This afternoon, while on my way to my class, I decided to buy a red Zara shirt for my teacher. I approximated her size and hoped that it will be just right for her. I thought of giving her flowers, but since I knew she will have received flowers from her other two Korean students, I opted to buy something she can wear. She only smiled when I gave her the plastic bag containing the blouse and said her subdued “Cam on em”.

During the break, I went inside the faculty room and had a chat with the other teachers in the Khoa Tieng Viet (Vietnamese Department). They spoke to me in Vietnamese which seemed to me a test in listening and speaking. The director of the department related our experience yesterday when he accompanied me and my teacher, Co Thu, to a fashion exhibit in Tran Hung Dao but was postponed for some unknown reason.

I noticed during my study in the Department that I am the only student who stays in the faculty room. During break time, I am often invited by the director to drink coffee in the room. Not that we talked about so many things, my Vietnamese is too academic to be conversational. But being with the teachers in the department allows me to observe first hand Vietnamese sensibilities and mind-set, make generalizations, and subject them to the readings on Vietnamese psychology that I encountered.

Being a teacher in Vietnam is being underpaid, stressed, and not given enough recognition the job (or vocation as my mother calls it. She is also a teacher) deserves. So occasions like this allow the Vietnamese society to recognize their teachers who have been toiling to not only pass on the knowledge but also inspire the students to dream.

Receiving flowers is already too much for me. Being told I teach well is already beyond my expectation.
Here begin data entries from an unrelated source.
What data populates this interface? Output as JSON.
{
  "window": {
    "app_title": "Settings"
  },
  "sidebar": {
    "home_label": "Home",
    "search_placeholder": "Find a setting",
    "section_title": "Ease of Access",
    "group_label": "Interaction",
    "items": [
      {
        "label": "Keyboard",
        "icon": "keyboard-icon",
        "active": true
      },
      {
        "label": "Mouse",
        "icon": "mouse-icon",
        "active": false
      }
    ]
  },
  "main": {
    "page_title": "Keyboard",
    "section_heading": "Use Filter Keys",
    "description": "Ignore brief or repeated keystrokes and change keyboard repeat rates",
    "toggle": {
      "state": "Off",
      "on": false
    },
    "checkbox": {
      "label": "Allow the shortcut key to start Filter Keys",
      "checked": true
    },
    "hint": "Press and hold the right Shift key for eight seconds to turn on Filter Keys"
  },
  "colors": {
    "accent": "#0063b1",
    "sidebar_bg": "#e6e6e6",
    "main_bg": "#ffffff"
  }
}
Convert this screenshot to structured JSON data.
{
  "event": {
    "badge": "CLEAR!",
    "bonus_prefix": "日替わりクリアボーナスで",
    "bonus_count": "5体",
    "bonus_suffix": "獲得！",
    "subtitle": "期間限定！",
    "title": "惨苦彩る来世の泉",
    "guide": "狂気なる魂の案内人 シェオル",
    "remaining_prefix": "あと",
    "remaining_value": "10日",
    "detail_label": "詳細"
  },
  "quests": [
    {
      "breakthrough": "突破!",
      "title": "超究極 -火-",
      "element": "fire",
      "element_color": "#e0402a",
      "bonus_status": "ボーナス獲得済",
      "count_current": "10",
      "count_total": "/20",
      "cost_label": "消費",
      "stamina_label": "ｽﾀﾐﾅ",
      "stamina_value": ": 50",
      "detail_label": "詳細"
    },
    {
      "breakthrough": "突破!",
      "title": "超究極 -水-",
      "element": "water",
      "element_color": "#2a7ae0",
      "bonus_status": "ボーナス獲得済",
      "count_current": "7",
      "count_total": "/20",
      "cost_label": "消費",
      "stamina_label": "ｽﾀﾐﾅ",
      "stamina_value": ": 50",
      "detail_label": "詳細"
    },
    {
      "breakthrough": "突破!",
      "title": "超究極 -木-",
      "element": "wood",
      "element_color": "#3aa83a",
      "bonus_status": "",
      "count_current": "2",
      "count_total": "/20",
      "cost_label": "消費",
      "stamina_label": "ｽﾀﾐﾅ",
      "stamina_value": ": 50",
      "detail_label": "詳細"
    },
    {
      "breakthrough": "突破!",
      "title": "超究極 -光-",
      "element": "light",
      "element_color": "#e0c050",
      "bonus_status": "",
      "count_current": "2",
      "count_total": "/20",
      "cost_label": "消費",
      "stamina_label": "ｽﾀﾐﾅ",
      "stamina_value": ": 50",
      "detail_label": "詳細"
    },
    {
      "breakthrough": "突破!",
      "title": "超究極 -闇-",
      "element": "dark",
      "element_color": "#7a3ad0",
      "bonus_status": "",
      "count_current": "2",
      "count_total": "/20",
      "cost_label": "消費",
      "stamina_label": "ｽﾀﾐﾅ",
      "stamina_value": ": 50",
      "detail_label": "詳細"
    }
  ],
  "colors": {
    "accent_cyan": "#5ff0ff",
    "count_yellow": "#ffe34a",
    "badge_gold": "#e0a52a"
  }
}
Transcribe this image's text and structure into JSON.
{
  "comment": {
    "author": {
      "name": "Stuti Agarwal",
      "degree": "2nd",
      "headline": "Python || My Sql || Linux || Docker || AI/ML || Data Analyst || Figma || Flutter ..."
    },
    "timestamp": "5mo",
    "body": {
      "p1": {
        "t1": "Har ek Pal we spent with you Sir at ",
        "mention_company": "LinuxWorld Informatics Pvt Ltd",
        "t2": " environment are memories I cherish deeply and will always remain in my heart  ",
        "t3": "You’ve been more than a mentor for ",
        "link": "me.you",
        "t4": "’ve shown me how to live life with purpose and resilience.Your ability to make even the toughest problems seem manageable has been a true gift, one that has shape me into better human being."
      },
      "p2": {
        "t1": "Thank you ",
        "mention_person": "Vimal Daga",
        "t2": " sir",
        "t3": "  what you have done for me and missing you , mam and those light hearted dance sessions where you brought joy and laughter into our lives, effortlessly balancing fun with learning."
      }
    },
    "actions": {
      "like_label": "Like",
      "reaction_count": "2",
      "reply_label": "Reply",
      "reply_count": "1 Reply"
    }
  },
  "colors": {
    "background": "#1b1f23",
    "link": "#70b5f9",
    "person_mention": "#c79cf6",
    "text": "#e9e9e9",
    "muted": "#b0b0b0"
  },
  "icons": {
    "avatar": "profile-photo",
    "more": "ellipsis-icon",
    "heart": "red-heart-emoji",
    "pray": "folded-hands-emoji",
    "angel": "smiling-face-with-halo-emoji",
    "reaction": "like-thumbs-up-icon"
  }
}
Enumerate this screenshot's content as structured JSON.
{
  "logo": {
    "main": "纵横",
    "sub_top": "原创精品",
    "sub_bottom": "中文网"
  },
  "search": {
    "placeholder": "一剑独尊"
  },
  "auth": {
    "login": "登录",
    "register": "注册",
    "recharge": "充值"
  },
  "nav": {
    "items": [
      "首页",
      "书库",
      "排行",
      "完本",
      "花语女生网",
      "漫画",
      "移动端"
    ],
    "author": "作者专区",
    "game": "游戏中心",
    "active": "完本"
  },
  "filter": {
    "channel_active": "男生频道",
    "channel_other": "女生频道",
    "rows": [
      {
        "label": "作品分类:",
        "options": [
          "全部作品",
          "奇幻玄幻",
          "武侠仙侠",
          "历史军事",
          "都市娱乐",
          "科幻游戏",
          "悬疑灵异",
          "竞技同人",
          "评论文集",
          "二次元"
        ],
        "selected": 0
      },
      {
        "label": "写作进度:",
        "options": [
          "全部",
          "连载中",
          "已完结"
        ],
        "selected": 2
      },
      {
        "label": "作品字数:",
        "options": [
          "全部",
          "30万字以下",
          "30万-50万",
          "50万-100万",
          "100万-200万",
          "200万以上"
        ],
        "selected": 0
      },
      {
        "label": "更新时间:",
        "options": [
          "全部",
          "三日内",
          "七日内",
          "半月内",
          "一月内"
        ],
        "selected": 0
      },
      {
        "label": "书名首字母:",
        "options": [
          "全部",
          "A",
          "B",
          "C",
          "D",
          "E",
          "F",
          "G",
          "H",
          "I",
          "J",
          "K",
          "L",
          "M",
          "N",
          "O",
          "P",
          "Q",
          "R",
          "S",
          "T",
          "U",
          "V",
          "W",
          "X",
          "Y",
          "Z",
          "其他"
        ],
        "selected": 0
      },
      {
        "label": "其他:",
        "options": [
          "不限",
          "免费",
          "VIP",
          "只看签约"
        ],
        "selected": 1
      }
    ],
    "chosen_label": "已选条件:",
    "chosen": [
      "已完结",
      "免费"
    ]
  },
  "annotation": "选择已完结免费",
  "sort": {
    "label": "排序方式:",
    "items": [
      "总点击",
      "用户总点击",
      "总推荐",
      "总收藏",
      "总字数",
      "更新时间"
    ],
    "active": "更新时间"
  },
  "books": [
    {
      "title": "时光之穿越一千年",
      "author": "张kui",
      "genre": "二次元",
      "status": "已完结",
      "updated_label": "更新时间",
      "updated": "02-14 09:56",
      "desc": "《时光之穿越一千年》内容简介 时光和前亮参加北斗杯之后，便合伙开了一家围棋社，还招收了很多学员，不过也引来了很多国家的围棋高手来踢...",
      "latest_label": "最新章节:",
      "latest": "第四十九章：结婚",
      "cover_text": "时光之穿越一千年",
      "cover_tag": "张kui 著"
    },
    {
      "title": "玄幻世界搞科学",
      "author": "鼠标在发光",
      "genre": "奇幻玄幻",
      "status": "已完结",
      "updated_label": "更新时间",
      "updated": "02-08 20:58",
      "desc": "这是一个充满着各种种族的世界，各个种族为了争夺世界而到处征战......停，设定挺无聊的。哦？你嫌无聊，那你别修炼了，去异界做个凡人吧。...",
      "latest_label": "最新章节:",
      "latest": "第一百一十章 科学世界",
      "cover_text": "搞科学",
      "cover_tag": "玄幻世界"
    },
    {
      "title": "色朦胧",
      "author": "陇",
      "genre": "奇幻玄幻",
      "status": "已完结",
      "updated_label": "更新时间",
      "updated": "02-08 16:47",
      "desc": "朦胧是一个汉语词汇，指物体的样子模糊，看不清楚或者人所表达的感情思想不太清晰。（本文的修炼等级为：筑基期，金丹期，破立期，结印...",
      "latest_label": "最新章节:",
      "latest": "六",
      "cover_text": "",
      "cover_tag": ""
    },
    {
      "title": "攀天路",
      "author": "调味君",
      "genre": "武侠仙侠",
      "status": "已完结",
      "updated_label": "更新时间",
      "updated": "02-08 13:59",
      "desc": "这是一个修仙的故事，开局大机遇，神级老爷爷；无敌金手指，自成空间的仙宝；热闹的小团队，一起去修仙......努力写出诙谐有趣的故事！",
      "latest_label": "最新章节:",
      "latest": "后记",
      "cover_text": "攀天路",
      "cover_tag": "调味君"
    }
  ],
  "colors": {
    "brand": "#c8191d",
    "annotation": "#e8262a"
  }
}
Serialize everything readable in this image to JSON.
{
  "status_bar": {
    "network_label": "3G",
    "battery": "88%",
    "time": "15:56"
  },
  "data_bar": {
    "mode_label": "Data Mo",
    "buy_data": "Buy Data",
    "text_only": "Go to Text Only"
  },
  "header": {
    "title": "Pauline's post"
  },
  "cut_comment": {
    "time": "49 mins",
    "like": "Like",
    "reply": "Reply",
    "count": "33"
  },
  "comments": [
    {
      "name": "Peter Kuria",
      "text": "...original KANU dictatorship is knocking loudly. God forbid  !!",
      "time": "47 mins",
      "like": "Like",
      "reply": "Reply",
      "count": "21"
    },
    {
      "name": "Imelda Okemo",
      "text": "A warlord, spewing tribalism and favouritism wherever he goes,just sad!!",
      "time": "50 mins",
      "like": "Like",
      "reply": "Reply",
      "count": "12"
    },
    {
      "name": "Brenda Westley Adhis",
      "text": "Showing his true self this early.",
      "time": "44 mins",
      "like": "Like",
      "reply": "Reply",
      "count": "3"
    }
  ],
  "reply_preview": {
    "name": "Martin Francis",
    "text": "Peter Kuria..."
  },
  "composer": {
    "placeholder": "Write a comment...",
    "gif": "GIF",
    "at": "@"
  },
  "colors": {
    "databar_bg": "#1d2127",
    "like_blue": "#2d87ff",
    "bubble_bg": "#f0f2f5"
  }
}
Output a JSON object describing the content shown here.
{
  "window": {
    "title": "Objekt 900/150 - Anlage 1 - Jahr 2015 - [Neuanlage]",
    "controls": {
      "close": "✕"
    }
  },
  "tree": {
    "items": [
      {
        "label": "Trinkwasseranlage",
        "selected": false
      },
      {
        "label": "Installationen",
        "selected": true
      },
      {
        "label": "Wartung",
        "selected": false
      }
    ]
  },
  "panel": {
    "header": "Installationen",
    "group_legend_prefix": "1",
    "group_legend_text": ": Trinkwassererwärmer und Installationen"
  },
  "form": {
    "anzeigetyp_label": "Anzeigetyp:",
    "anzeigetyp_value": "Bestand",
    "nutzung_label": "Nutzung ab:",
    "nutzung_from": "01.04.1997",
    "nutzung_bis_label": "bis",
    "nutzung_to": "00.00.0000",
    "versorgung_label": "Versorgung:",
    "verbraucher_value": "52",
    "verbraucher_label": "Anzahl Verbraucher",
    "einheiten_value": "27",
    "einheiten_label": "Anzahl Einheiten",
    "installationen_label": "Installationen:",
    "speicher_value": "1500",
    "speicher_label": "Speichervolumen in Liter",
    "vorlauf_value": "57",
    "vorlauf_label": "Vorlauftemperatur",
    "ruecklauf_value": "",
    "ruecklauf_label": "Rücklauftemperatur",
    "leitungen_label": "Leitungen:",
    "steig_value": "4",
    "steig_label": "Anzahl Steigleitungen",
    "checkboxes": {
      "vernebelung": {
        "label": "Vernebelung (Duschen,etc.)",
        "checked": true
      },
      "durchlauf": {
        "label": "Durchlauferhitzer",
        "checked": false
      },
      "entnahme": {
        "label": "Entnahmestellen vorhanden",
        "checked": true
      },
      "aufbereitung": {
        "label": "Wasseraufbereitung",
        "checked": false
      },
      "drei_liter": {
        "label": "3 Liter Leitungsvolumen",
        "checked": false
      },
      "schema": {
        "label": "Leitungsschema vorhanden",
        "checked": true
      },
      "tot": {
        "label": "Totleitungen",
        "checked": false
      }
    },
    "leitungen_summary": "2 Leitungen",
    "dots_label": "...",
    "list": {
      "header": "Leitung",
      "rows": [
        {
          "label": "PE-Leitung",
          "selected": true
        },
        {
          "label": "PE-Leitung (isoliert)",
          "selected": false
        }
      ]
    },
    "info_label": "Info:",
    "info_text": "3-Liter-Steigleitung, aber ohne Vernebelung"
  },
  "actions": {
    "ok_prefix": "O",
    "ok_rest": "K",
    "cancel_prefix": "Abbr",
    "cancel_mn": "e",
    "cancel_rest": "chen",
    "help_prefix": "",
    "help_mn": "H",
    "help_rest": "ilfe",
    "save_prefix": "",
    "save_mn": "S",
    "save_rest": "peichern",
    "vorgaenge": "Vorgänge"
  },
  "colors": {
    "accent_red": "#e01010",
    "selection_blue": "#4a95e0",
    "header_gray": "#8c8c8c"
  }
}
Just seeing them getting thirstier for knowledge the more I share to them what I know, that thing fulfills me as a teacher.